Berman & Simmons stepped up, volunteering twenty thousand dollars a year for five years to help ILAP establish a Lewiston office, without having been asked. Six attorneys at the firm have also volunteered their time on cases and recruit other attorneys in the Lewiston area to do the work. This support from Berman & Simmons, as well as a significant multi-year grant from the Next Generation Foundation, and generous support from Lewiston community donors, allowed the organization to open its first office outside of Portland. In a partnership with Bates College, French study students are placed at ILAP’s Lewiston Office through work study and internships to provide French interpretation and other legal assistance.
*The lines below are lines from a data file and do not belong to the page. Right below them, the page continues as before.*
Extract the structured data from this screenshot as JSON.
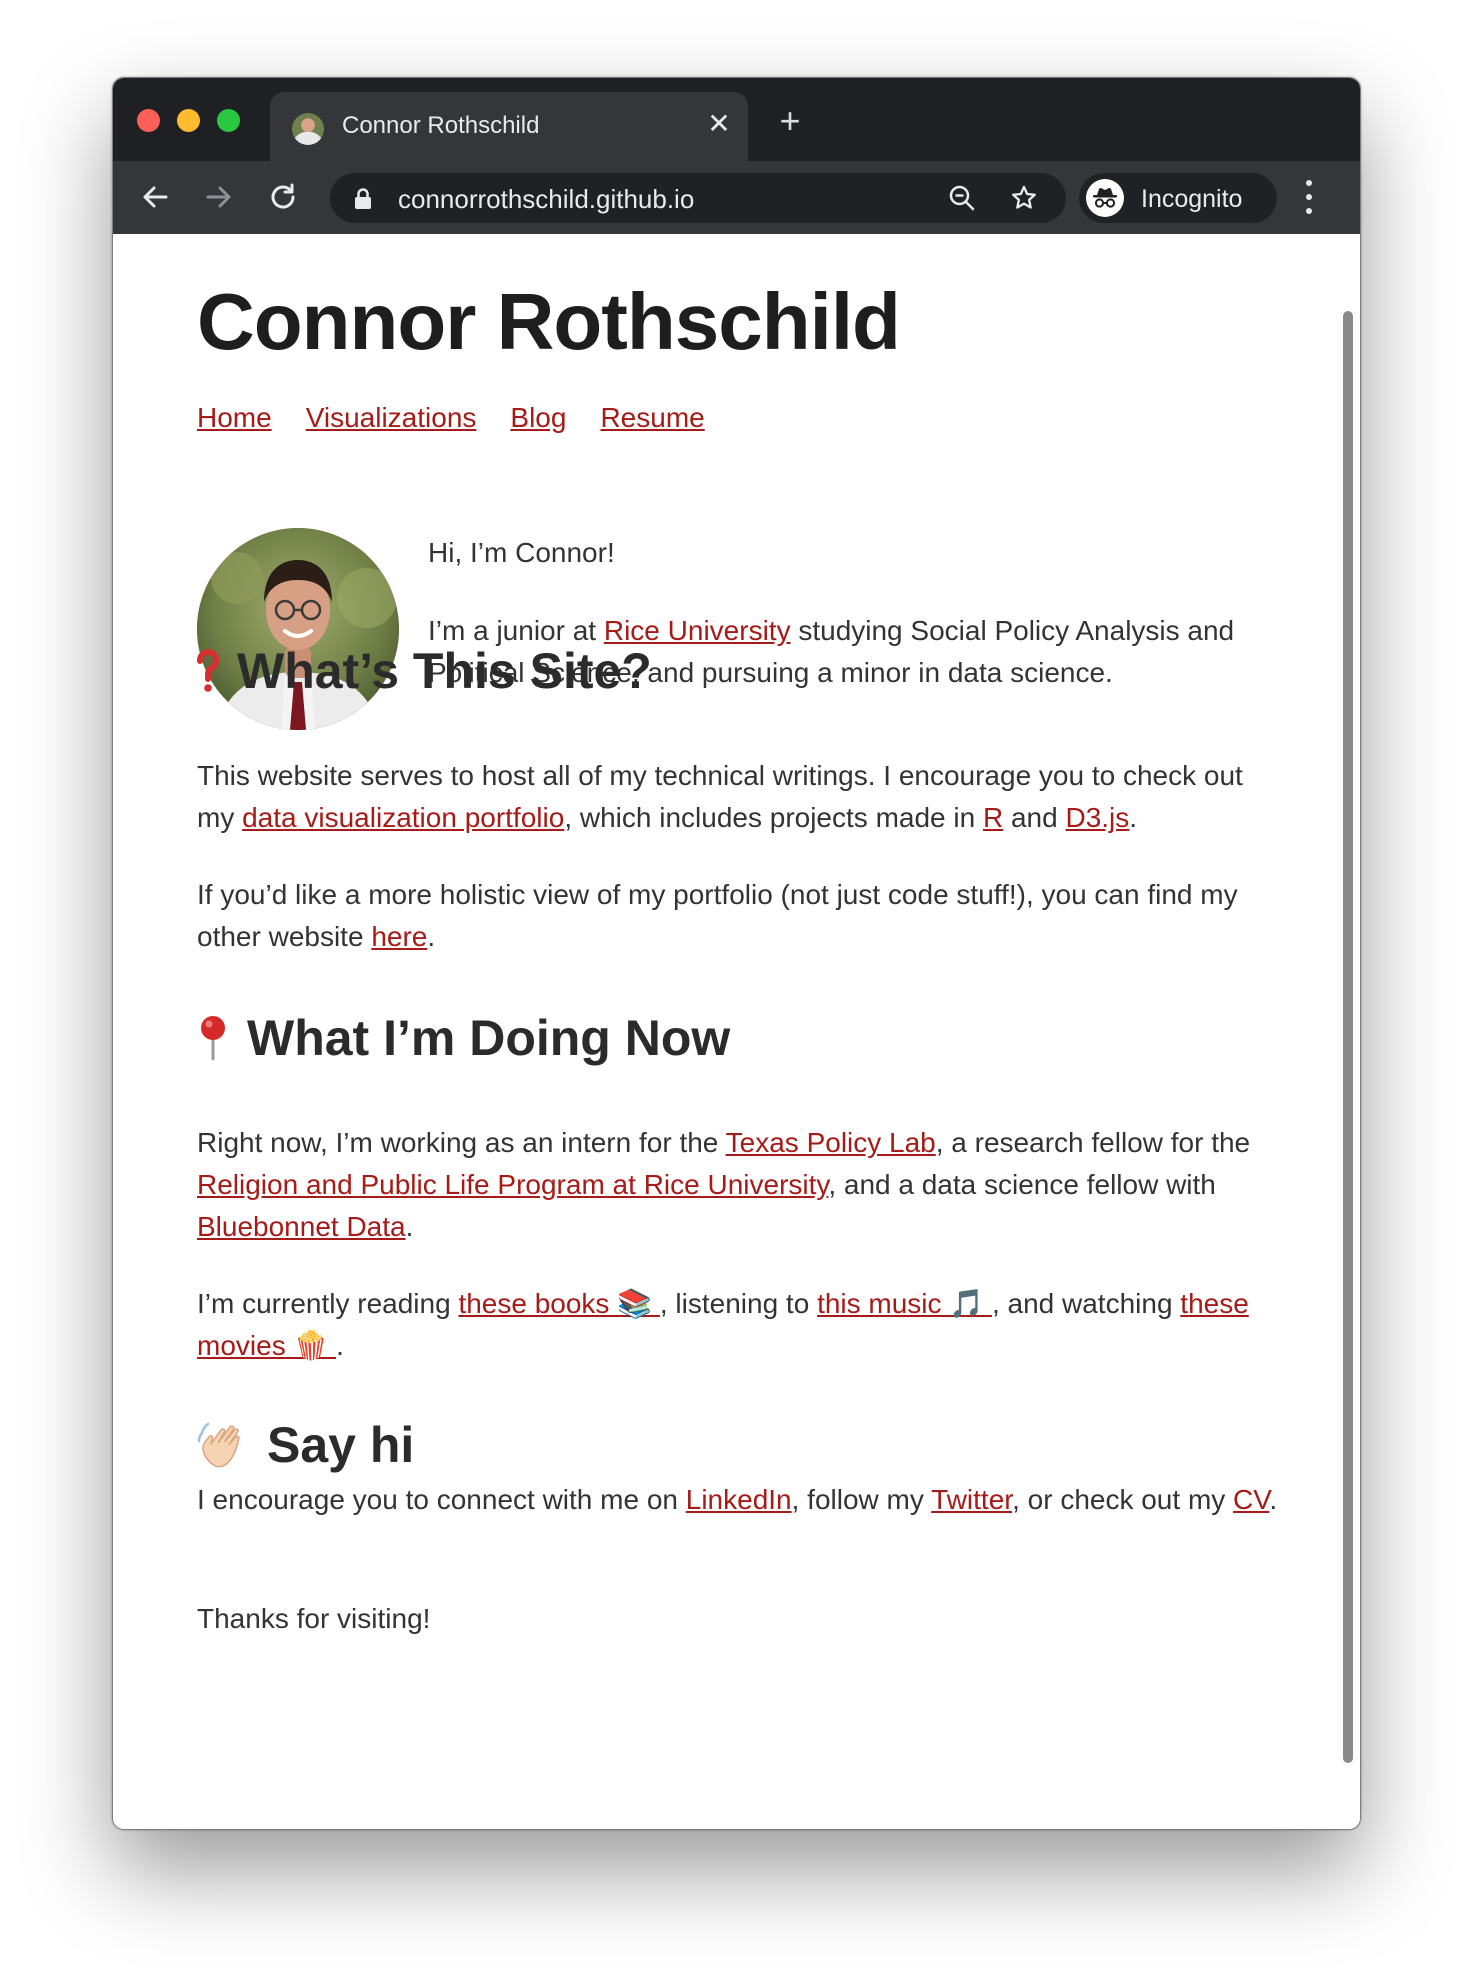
{
  "browser": {
    "tab_title": "Connor Rothschild",
    "url": "connorrothschild.github.io",
    "incognito_label": "Incognito"
  },
  "site": {
    "title": "Connor Rothschild",
    "nav": [
      "Home",
      "Visualizations",
      "Blog",
      "Resume"
    ]
  },
  "intro": {
    "greeting": "Hi, I’m Connor!",
    "line_pre": "I’m a junior at ",
    "rice_link": "Rice University",
    "line_post": " studying Social Policy Analysis and Political Science, and pursuing a minor in data science."
  },
  "section_site": {
    "heading": "What’s This Site?",
    "p1_pre": "This website serves to host all of my technical writings. I encourage you to check out my ",
    "p1_link_portfolio": "data visualization portfolio",
    "p1_mid": ", which includes projects made in ",
    "p1_link_r": "R",
    "p1_and": " and ",
    "p1_link_d3": "D3.js",
    "p1_end": ".",
    "p2_pre": "If you’d like a more holistic view of my portfolio (not just code stuff!), you can find my other website ",
    "p2_link": "here",
    "p2_end": "."
  },
  "section_now": {
    "heading": "What I’m Doing Now",
    "p1_pre": "Right now, I’m working as an intern for the ",
    "p1_link_tpl": "Texas Policy Lab",
    "p1_mid1": ", a research fellow for the ",
    "p1_link_rpl": "Religion and Public Life Program at Rice University",
    "p1_mid2": ", and a data science fellow with ",
    "p1_link_bb": "Bluebonnet Data",
    "p1_end": ".",
    "p2_pre": "I’m currently reading ",
    "p2_link_books": "these books 📚 ",
    "p2_mid1": ", listening to ",
    "p2_link_music": "this music 🎵 ",
    "p2_mid2": ", and watching ",
    "p2_link_movies": "these movies 🍿 ",
    "p2_end": "."
  },
  "section_hi": {
    "heading": "Say hi",
    "p1_pre": "I encourage you to connect with me on ",
    "p1_link_li": "LinkedIn",
    "p1_mid1": ", follow my ",
    "p1_link_tw": "Twitter",
    "p1_mid2": ", or check out my ",
    "p1_link_cv": "CV",
    "p1_end": ".",
    "p2": "Thanks for visiting!"
  },
  "colors": {
    "link": "#a61b17",
    "heading": "#2b2b2b",
    "chrome_dark": "#1f2024",
    "chrome_toolbar": "#35363a"
  },
  "icons": [
    "back-arrow-icon",
    "forward-arrow-icon",
    "reload-icon",
    "lock-icon",
    "zoom-out-icon",
    "star-icon",
    "incognito-icon",
    "kebab-menu-icon",
    "question-mark-icon",
    "pushpin-icon",
    "waving-hand-icon"
  ]
}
The new office is located on the corner of Lisbon and Main Streets, at 11 Lisbon Street, Suite 201D. It has two offices where ILAP’s new Lewiston staff attorney, Alice Kopij, and ILAP volunteers and interns can meet privately with people seeking ILAP’s services, uninterrupted by noise, and a comfortable waiting area.
“We are incredibly grateful to Berman & Simmons,” said Susan Roche, Esq., Executive Director for ILAP. “As the immigrant community grows and Portland becomes more expensive, immigrants are on the move. We’ve seen a lot of growth in Lewiston over the last 20 years, most recently with an increase in Central African asylum seekers. The immigrant community needs a reliable, consistent resource to provide advocacy and, importantly, accurate information. This new office lets us do that.”
Attorneys who serve on ILAP’s pro bono panel in Lewiston represent clients from Djibouti, Angola, the Democratic Republic of the Congo and other countries, in a range of cases. Helping families reunify can be a particularly heartwarming part of asylum work. Attorney Curtis of Berman & Simmons recently represented a woman from the Democratic Republic of the Congo who had raised her grandchildren as her own, until the family was separated by war in 2004. After searching for six years the family found each other again, yet it wasn’t until 2015 that the grandmother was able to make her way to the United States. Ms. Curtis represented the grandmother through the asylum process, overcoming challenges like a lack of documentation and the backlog of asylum applications. Ms. Curtis ultimately won her client asylum and was able to reunite the family here in Maine.
“ILAP’s work is critical to our community,” Ms. Curtis said. “Attorneys who volunteer their time on pro bono asylum cases can literally help people avoid almost certain death if they are returned to their home countries. The data tells us that an attorney’s advocacy matters. Asylum seekers applying for asylum in immigration court without an attorney are facing a 90% denial rate, whereas ILAP pro bono attorneys have maintained a 100% approval rate for asylum claims that reach a final decision, in the past two years.”
IRCM’s Fatuma Hussein emphasizes that “ILAP is a beacon of hope for many families in my community. Because of the work ILAP provided, many families are reunited today. It is because of ILAP’s advocacy that many families are accessing crucial benefits and services. It is because of ILAP’s vision and tireless work with so many partners, that many families are safe and protected. ILAP is and will always be a pioneer for the voiceless. We need to do whatever it takes to keep it growing and I’m glad we have this vision for Lewiston- Auburn today.”